On a recent holiday traveling with eight of my family members, I was reminded of the song by the classic rock band, Cream, ‘Strange Brew’. How I got there, at least as far as I can trace the sequence of thoughts that led me, was first a reflection on how very different and at the same time very similar a group of closely or loosely related human beings can be.
There are leaders, and there are those who lead. Leaders hold a position of power or authority. Those who lead inspire us. We follow those who lead not for them but for ourselves. And it is those who start with “why” that can inspire those around them or find others who inspire them. Simon Sinek- author of Start with Why
New Year’s resolutions bother me. Always have. Perhaps that is in part because I have trouble committing to something that I wish to change about myself.
In many ways, choosing a career in medicine offers opportunities found in a few other professions. It can be described quite simply as the opportunity to work within one’s integrity.
I am currently basking in the after-effects of our recent Mindful Practice Facilitator Training, completed yesterday, as I write this, at the end of five days of an on-line experience that I can simply characterize with these few words- possibility and play.
I have been thinking a lot about the traditional paradigm in medicine of defining patients by their problems. This framing that focuses on deficits, deficiencies, and things to be fixed permeates the ways in which well-being and ill-being are approached. And more than that, this paradigm defines the nature of the challenges facing us as health professionals.
I recently attended the screening of a German documentary film titled Grenzland, which translates to Borderland. In it the filmmaker Andreas Voigt presents a series of miniature portraits of ordinary people on both sides of the river Oder which forms part of the border between Poland and Germany.
Our work in Medicine is not a sprint. It is more like a marathon.
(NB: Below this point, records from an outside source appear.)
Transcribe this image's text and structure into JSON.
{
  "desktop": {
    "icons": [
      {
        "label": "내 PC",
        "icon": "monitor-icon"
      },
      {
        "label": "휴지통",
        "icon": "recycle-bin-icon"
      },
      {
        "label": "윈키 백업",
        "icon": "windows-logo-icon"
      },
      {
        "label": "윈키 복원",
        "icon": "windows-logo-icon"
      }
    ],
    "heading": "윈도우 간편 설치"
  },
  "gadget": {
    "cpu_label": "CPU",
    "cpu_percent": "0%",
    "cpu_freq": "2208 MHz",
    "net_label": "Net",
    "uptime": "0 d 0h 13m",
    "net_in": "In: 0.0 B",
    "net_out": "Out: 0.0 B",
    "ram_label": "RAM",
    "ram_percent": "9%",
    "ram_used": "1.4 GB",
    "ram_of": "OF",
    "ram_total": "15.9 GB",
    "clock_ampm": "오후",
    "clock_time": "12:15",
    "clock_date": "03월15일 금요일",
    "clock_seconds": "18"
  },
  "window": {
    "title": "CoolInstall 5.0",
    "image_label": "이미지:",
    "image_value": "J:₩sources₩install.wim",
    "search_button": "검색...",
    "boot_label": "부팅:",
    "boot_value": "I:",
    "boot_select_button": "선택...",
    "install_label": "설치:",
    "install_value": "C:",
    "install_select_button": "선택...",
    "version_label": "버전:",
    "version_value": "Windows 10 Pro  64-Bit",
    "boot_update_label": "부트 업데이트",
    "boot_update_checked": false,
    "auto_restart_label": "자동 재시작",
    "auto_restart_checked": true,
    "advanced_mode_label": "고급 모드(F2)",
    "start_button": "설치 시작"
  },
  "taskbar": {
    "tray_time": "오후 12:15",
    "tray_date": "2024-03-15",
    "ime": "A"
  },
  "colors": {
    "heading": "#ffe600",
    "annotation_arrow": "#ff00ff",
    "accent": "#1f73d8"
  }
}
We know it requires discipline, commitment, intention, hard work, and stamina. But unlike running a marathon for individual reasons, it is a community activity.
Our training for a career in medicine feels, at times, like this- just waiting to go on. It is lengthy, tedious, physically, emotionally, and cognitively demanding, and we often ask ourselves questions about our readiness and our competencies, while along the way doubting our places of belonging in this profession.
We can reasonably ask the question, why then would civilization develop altruistic societal institutions and hence individual responses that has its members move toward danger, provide care for others who may risk the caregivers themselves, and even elevate those responses and individuals in some way as responding to a higher calling?